(Supplied material begins)

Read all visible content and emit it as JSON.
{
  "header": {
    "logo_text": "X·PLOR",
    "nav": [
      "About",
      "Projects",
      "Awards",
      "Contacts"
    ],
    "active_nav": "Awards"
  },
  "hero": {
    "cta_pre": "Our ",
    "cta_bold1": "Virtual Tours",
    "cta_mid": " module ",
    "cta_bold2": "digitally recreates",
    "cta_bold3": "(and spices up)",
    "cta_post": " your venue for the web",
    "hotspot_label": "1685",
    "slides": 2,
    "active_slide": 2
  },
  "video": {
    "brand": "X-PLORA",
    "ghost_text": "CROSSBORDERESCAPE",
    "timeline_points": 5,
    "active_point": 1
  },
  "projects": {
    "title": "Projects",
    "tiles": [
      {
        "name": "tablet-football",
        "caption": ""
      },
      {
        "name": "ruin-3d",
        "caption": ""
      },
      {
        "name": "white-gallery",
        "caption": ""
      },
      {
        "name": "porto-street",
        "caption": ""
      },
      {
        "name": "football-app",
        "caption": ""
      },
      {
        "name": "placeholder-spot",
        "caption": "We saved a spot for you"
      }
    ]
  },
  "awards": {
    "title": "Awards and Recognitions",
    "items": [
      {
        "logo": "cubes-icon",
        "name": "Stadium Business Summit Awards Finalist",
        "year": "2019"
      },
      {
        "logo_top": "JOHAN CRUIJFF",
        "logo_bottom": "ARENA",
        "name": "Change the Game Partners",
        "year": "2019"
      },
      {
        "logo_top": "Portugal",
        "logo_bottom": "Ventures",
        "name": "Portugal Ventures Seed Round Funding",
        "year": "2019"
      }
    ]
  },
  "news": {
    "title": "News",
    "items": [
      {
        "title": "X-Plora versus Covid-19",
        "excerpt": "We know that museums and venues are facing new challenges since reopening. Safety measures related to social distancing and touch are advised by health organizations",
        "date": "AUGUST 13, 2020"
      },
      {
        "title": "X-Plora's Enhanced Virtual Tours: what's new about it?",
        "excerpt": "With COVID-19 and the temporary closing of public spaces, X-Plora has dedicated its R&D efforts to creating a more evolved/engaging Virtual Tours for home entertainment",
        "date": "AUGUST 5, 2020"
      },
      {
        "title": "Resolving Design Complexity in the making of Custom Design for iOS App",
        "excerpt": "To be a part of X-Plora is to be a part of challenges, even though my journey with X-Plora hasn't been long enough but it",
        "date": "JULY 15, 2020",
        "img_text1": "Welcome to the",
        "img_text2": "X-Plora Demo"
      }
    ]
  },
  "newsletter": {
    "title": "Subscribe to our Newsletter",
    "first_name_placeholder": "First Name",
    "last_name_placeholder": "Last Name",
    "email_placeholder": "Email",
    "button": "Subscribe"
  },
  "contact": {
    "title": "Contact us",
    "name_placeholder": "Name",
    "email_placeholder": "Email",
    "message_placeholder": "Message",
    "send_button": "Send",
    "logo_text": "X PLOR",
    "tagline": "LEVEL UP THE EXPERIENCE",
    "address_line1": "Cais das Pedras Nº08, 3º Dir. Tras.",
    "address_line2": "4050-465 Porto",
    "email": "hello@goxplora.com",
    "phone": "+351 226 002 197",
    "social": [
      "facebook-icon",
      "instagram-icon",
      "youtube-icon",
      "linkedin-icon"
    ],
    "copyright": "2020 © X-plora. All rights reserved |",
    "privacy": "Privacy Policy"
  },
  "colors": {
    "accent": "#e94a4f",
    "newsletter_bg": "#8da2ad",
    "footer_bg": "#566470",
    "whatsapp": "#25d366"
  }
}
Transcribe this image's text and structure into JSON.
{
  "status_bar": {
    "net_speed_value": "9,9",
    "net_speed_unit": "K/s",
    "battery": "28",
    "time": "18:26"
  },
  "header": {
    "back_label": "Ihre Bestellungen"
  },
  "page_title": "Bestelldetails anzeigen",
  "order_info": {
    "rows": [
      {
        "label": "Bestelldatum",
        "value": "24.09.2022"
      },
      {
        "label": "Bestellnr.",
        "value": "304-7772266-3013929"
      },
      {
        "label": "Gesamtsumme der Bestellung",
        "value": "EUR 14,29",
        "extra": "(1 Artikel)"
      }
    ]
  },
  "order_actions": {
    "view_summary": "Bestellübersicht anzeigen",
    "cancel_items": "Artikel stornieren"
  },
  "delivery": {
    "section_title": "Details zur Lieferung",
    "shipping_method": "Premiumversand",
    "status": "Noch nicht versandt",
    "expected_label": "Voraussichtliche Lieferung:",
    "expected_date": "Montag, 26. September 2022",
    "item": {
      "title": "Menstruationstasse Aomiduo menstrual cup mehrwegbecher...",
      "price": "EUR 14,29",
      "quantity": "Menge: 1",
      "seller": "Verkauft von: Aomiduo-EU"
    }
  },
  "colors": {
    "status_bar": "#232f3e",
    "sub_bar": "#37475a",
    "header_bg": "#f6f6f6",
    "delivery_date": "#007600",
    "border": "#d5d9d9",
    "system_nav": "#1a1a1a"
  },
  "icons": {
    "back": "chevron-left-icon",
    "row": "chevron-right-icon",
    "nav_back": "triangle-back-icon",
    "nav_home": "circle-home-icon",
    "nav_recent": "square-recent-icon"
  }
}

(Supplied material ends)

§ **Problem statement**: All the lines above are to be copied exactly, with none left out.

§ **Solution to this task**:
Read all visible content and emit it as JSON.
{
  "header": {
    "logo_text": "X·PLOR",
    "nav": [
      "About",
      "Projects",
      "Awards",
      "Contacts"
    ],
    "active_nav": "Awards"
  },
  "hero": {
    "cta_pre": "Our ",
    "cta_bold1": "Virtual Tours",
    "cta_mid": " module ",
    "cta_bold2": "digitally recreates",
    "cta_bold3": "(and spices up)",
    "cta_post": " your venue for the web",
    "hotspot_label": "1685",
    "slides": 2,
    "active_slide": 2
  },
  "video": {
    "brand": "X-PLORA",
    "ghost_text": "CROSSBORDERESCAPE",
    "timeline_points": 5,
    "active_point": 1
  },
  "projects": {
    "title": "Projects",
    "tiles": [
      {
        "name": "tablet-football",
        "caption": ""
      },
      {
        "name": "ruin-3d",
        "caption": ""
      },
      {
        "name": "white-gallery",
        "caption": ""
      },
      {
        "name": "porto-street",
        "caption": ""
      },
      {
        "name": "football-app",
        "caption": ""
      },
      {
        "name": "placeholder-spot",
        "caption": "We saved a spot for you"
      }
    ]
  },
  "awards": {
    "title": "Awards and Recognitions",
    "items": [
      {
        "logo": "cubes-icon",
        "name": "Stadium Business Summit Awards Finalist",
        "year": "2019"
      },
      {
        "logo_top": "JOHAN CRUIJFF",
        "logo_bottom": "ARENA",
        "name": "Change the Game Partners",
        "year": "2019"
      },
      {
        "logo_top": "Portugal",
        "logo_bottom": "Ventures",
        "name": "Portugal Ventures Seed Round Funding",
        "year": "2019"
      }
    ]
  },
  "news": {
    "title": "News",
    "items": [
      {
        "title": "X-Plora versus Covid-19",
        "excerpt": "We know that museums and venues are facing new challenges since reopening. Safety measures related to social distancing and touch are advised by health organizations",
        "date": "AUGUST 13, 2020"
      },
      {
        "title": "X-Plora's Enhanced Virtual Tours: what's new about it?",
        "excerpt": "With COVID-19 and the temporary closing of public spaces, X-Plora has dedicated its R&D efforts to creating a more evolved/engaging Virtual Tours for home entertainment",
        "date": "AUGUST 5, 2020"
      },
      {
        "title": "Resolving Design Complexity in the making of Custom Design for iOS App",
        "excerpt": "To be a part of X-Plora is to be a part of challenges, even though my journey with X-Plora hasn't been long enough but it",
        "date": "JULY 15, 2020",
        "img_text1": "Welcome to the",
        "img_text2": "X-Plora Demo"
      }
    ]
  },
  "newsletter": {
    "title": "Subscribe to our Newsletter",
    "first_name_placeholder": "First Name",
    "last_name_placeholder": "Last Name",
    "email_placeholder": "Email",
    "button": "Subscribe"
  },
  "contact": {
    "title": "Contact us",
    "name_placeholder": "Name",
    "email_placeholder": "Email",
    "message_placeholder": "Message",
    "send_button": "Send",
    "logo_text": "X PLOR",
    "tagline": "LEVEL UP THE EXPERIENCE",
    "address_line1": "Cais das Pedras Nº08, 3º Dir. Tras.",
    "address_line2": "4050-465 Porto",
    "email": "hello@goxplora.com",
    "phone": "+351 226 002 197",
    "social": [
      "facebook-icon",
      "instagram-icon",
      "youtube-icon",
      "linkedin-icon"
    ],
    "copyright": "2020 © X-plora. All rights reserved |",
    "privacy": "Privacy Policy"
  },
  "colors": {
    "accent": "#e94a4f",
    "newsletter_bg": "#8da2ad",
    "footer_bg": "#566470",
    "whatsapp": "#25d366"
  }
}
Transcribe this image's text and structure into JSON.
{
  "status_bar": {
    "net_speed_value": "9,9",
    "net_speed_unit": "K/s",
    "battery": "28",
    "time": "18:26"
  },
  "header": {
    "back_label": "Ihre Bestellungen"
  },
  "page_title": "Bestelldetails anzeigen",
  "order_info": {
    "rows": [
      {
        "label": "Bestelldatum",
        "value": "24.09.2022"
      },
      {
        "label": "Bestellnr.",
        "value": "304-7772266-3013929"
      },
      {
        "label": "Gesamtsumme der Bestellung",
        "value": "EUR 14,29",
        "extra": "(1 Artikel)"
      }
    ]
  },
  "order_actions": {
    "view_summary": "Bestellübersicht anzeigen",
    "cancel_items": "Artikel stornieren"
  },
  "delivery": {
    "section_title": "Details zur Lieferung",
    "shipping_method": "Premiumversand",
    "status": "Noch nicht versandt",
    "expected_label": "Voraussichtliche Lieferung:",
    "expected_date": "Montag, 26. September 2022",
    "item": {
      "title": "Menstruationstasse Aomiduo menstrual cup mehrwegbecher...",
      "price": "EUR 14,29",
      "quantity": "Menge: 1",
      "seller": "Verkauft von: Aomiduo-EU"
    }
  },
  "colors": {
    "status_bar": "#232f3e",
    "sub_bar": "#37475a",
    "header_bg": "#f6f6f6",
    "delivery_date": "#007600",
    "border": "#d5d9d9",
    "system_nav": "#1a1a1a"
  },
  "icons": {
    "back": "chevron-left-icon",
    "row": "chevron-right-icon",
    "nav_back": "triangle-back-icon",
    "nav_home": "circle-home-icon",
    "nav_recent": "square-recent-icon"
  }
}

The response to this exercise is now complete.